• **Brief**:
Wherever a line in the records below contains "localhost", copy that line.

======== Data records

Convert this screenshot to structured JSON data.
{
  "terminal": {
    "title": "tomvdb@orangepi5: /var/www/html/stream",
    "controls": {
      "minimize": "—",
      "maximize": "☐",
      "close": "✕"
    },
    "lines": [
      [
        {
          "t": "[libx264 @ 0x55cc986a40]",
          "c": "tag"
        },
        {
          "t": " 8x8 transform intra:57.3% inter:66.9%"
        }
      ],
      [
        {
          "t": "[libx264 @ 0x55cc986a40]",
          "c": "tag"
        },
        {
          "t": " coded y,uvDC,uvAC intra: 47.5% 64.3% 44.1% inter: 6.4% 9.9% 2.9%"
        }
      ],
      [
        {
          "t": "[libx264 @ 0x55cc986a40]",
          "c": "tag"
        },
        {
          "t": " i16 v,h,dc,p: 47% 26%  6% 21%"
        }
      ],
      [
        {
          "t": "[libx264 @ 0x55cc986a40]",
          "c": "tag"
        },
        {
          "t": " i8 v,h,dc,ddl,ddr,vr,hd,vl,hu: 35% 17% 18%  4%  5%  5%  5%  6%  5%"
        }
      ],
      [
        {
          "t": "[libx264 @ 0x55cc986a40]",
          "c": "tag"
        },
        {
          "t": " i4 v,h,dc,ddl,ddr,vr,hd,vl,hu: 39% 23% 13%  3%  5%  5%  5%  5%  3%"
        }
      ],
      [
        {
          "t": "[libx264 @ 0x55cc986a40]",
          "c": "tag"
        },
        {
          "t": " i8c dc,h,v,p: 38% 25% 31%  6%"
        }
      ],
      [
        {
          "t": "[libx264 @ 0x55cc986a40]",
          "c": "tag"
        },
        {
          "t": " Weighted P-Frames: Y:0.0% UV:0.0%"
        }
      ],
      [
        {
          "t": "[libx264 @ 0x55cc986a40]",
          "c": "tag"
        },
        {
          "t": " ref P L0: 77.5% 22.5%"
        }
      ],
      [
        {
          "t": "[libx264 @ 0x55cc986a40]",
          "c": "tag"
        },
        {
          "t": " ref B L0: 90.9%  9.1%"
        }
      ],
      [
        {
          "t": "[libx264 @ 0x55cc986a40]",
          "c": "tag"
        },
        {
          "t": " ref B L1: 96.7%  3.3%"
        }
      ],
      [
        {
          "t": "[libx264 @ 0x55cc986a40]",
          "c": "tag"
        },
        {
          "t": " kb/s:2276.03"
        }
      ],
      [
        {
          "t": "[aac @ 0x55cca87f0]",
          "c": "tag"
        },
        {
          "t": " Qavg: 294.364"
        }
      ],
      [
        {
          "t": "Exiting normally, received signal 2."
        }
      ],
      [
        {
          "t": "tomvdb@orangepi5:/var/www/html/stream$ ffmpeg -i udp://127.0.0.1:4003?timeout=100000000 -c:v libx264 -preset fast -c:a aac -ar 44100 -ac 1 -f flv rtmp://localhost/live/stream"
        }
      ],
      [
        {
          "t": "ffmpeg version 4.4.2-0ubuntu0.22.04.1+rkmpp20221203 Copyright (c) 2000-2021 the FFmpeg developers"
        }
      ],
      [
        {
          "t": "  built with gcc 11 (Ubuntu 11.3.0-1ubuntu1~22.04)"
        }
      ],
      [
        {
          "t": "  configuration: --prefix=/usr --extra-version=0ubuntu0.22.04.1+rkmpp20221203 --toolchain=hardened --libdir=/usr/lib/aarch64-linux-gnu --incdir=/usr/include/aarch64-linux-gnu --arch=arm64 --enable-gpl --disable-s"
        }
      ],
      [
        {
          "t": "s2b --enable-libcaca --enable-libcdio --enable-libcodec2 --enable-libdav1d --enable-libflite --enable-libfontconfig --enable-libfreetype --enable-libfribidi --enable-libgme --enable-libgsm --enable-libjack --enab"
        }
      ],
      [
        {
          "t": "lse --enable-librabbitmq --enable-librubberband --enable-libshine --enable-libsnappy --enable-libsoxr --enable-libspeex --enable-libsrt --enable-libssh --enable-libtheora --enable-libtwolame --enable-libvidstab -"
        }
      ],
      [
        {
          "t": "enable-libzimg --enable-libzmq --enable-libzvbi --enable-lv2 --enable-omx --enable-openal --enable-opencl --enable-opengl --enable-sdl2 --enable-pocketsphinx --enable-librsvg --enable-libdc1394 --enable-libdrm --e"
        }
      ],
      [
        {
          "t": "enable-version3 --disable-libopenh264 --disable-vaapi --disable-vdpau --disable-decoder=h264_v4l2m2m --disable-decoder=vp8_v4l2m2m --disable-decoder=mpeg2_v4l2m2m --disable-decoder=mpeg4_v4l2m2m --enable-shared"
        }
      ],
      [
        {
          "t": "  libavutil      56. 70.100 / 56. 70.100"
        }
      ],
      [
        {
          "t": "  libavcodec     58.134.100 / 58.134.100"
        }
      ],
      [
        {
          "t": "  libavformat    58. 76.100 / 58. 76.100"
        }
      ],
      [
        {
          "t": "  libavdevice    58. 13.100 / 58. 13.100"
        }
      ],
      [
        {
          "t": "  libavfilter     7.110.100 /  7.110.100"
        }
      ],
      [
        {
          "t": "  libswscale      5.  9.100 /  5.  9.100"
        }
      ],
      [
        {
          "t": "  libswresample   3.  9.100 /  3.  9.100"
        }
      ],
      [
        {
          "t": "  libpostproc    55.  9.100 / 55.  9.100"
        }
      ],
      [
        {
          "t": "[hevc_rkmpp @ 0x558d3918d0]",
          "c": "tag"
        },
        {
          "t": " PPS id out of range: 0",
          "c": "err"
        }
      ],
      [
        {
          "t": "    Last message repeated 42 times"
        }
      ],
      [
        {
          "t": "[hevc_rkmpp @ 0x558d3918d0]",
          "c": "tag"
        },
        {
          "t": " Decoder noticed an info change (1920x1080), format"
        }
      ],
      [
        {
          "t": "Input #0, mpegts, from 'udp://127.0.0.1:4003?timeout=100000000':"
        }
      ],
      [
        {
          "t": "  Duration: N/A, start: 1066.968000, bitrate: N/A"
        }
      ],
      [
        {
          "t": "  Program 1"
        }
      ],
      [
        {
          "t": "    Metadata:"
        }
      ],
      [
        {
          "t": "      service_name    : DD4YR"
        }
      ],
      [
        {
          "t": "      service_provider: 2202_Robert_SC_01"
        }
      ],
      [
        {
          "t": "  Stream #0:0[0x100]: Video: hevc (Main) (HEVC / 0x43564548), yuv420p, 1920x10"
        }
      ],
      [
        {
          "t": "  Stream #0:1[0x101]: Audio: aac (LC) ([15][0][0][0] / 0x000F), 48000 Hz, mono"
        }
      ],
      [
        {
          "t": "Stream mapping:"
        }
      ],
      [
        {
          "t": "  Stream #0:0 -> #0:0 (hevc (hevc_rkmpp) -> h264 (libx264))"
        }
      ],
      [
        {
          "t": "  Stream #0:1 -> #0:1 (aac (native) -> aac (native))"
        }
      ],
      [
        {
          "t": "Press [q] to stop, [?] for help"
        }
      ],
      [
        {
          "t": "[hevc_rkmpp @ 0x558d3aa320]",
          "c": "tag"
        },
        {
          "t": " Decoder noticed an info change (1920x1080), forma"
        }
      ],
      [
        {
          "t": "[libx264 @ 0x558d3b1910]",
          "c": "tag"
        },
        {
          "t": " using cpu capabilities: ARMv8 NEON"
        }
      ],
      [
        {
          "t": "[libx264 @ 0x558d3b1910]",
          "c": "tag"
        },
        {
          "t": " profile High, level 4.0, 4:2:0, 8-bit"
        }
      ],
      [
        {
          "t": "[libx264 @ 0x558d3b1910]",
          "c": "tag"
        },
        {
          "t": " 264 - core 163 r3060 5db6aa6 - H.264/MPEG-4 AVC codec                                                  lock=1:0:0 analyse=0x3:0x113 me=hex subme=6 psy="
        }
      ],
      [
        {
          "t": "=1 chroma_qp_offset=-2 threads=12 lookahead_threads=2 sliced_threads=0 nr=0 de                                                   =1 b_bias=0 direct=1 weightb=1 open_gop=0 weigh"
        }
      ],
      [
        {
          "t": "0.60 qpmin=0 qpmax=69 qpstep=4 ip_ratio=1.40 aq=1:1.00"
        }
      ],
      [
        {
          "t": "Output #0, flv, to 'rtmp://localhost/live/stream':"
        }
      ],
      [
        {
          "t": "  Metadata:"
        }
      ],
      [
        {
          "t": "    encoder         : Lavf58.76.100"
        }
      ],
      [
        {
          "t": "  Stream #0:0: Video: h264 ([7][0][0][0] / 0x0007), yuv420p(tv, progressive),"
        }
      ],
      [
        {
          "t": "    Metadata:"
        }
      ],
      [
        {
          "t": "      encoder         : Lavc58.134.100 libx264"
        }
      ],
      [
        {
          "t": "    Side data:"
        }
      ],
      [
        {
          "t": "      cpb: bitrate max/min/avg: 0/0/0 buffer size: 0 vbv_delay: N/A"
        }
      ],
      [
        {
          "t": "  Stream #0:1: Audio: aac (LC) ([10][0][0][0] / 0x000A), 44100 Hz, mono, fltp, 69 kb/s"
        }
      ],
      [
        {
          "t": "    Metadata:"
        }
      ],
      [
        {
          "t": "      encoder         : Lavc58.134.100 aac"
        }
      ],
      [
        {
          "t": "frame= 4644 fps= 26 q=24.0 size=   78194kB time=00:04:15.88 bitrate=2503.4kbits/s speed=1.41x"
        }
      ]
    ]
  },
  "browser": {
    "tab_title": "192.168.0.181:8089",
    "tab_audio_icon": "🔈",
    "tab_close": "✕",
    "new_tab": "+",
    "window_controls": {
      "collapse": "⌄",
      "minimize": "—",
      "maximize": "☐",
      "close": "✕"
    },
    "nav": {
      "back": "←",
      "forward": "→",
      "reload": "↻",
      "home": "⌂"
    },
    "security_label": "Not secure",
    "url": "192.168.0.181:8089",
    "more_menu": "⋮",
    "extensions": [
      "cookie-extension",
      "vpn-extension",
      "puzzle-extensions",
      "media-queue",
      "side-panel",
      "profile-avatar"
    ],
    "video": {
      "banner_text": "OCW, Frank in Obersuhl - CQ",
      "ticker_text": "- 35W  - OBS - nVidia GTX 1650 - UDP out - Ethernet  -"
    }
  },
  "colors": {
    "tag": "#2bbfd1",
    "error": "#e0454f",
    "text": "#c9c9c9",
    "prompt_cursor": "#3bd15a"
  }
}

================

• **Solution to this exercise**:
          "t": "tomvdb@orangepi5:/var/www/html/stream$ ffmpeg -i udp://127.0.0.1:4003?timeout=100000000 -c:v libx264 -preset fast -c:a aac -ar 44100 -ac 1 -f flv rtmp://localhost/live/stream"
          "t": "Output #0, flv, to 'rtmp://localhost/live/stream':"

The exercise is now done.